TASK: A word-for-word copy of the entries, with images excluded, is the expected answer.

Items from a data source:

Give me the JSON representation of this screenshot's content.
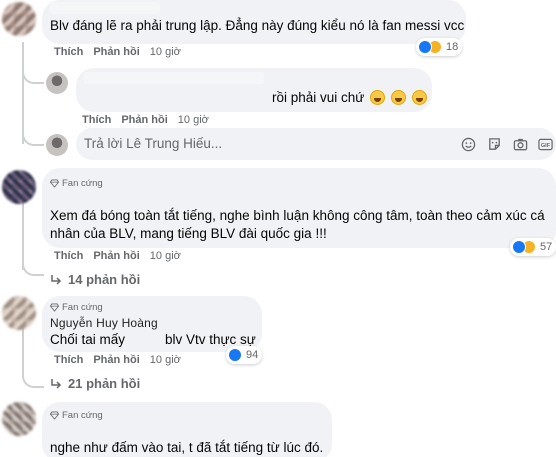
{
  "colors": {
    "bubble_bg": "#f0f2f5",
    "muted_text": "#65676b",
    "like_blue": "#1877f2",
    "haha_yellow": "#f7b125"
  },
  "comments": [
    {
      "text": "Blv đáng lẽ ra phải trung lập. Đẳng này đúng kiểu nó là fan messi vcc",
      "actions": {
        "like": "Thích",
        "reply": "Phản hồi",
        "time": "10 giờ"
      },
      "reactions": {
        "icons": [
          "like-icon",
          "haha-icon"
        ],
        "count": "18"
      }
    },
    {
      "text": "rồi phải vui chứ",
      "actions": {
        "like": "Thích",
        "reply": "Phản hồi",
        "time": "10 giờ"
      }
    },
    {
      "badge": "Fan cứng",
      "text_line1": "Xem đá bóng toàn tắt tiếng, nghe bình luận không công tâm, toàn theo cảm xúc cá",
      "text_line2": "nhân của BLV, mang tiếng BLV đài quốc gia !!!",
      "actions": {
        "like": "Thích",
        "reply": "Phản hồi",
        "time": "10 giờ"
      },
      "reactions": {
        "icons": [
          "like-icon",
          "haha-icon"
        ],
        "count": "57"
      },
      "replies": "14 phản hồi"
    },
    {
      "badge": "Fan cứng",
      "author": "Nguyễn Huy Hoàng",
      "text_a": "Chối tai mấy",
      "text_b": "blv Vtv thực sự",
      "actions": {
        "like": "Thích",
        "reply": "Phản hồi",
        "time": "10 giờ"
      },
      "reactions": {
        "icons": [
          "like-icon"
        ],
        "count": "94"
      },
      "replies": "21 phản hồi"
    },
    {
      "badge": "Fan cứng",
      "text": "nghe như đấm vào tai, t đã tắt tiếng từ lúc đó."
    }
  ],
  "reply_box": {
    "placeholder": "Trả lời Lê Trung Hiếu...",
    "tools": [
      "emoji-icon",
      "sticker-icon",
      "camera-icon",
      "gif-icon"
    ],
    "gif_label": "GIF"
  }
}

WRITTEN RESPONSE:
Give me the JSON representation of this screenshot's content.
{
  "colors": {
    "bubble_bg": "#f0f2f5",
    "muted_text": "#65676b",
    "like_blue": "#1877f2",
    "haha_yellow": "#f7b125"
  },
  "comments": [
    {
      "text": "Blv đáng lẽ ra phải trung lập. Đẳng này đúng kiểu nó là fan messi vcc",
      "actions": {
        "like": "Thích",
        "reply": "Phản hồi",
        "time": "10 giờ"
      },
      "reactions": {
        "icons": [
          "like-icon",
          "haha-icon"
        ],
        "count": "18"
      }
    },
    {
      "text": "rồi phải vui chứ",
      "actions": {
        "like": "Thích",
        "reply": "Phản hồi",
        "time": "10 giờ"
      }
    },
    {
      "badge": "Fan cứng",
      "text_line1": "Xem đá bóng toàn tắt tiếng, nghe bình luận không công tâm, toàn theo cảm xúc cá",
      "text_line2": "nhân của BLV, mang tiếng BLV đài quốc gia !!!",
      "actions": {
        "like": "Thích",
        "reply": "Phản hồi",
        "time": "10 giờ"
      },
      "reactions": {
        "icons": [
          "like-icon",
          "haha-icon"
        ],
        "count": "57"
      },
      "replies": "14 phản hồi"
    },
    {
      "badge": "Fan cứng",
      "author": "Nguyễn Huy Hoàng",
      "text_a": "Chối tai mấy",
      "text_b": "blv Vtv thực sự",
      "actions": {
        "like": "Thích",
        "reply": "Phản hồi",
        "time": "10 giờ"
      },
      "reactions": {
        "icons": [
          "like-icon"
        ],
        "count": "94"
      },
      "replies": "21 phản hồi"
    },
    {
      "badge": "Fan cứng",
      "text": "nghe như đấm vào tai, t đã tắt tiếng từ lúc đó."
    }
  ],
  "reply_box": {
    "placeholder": "Trả lời Lê Trung Hiếu...",
    "tools": [
      "emoji-icon",
      "sticker-icon",
      "camera-icon",
      "gif-icon"
    ],
    "gif_label": "GIF"
  }
}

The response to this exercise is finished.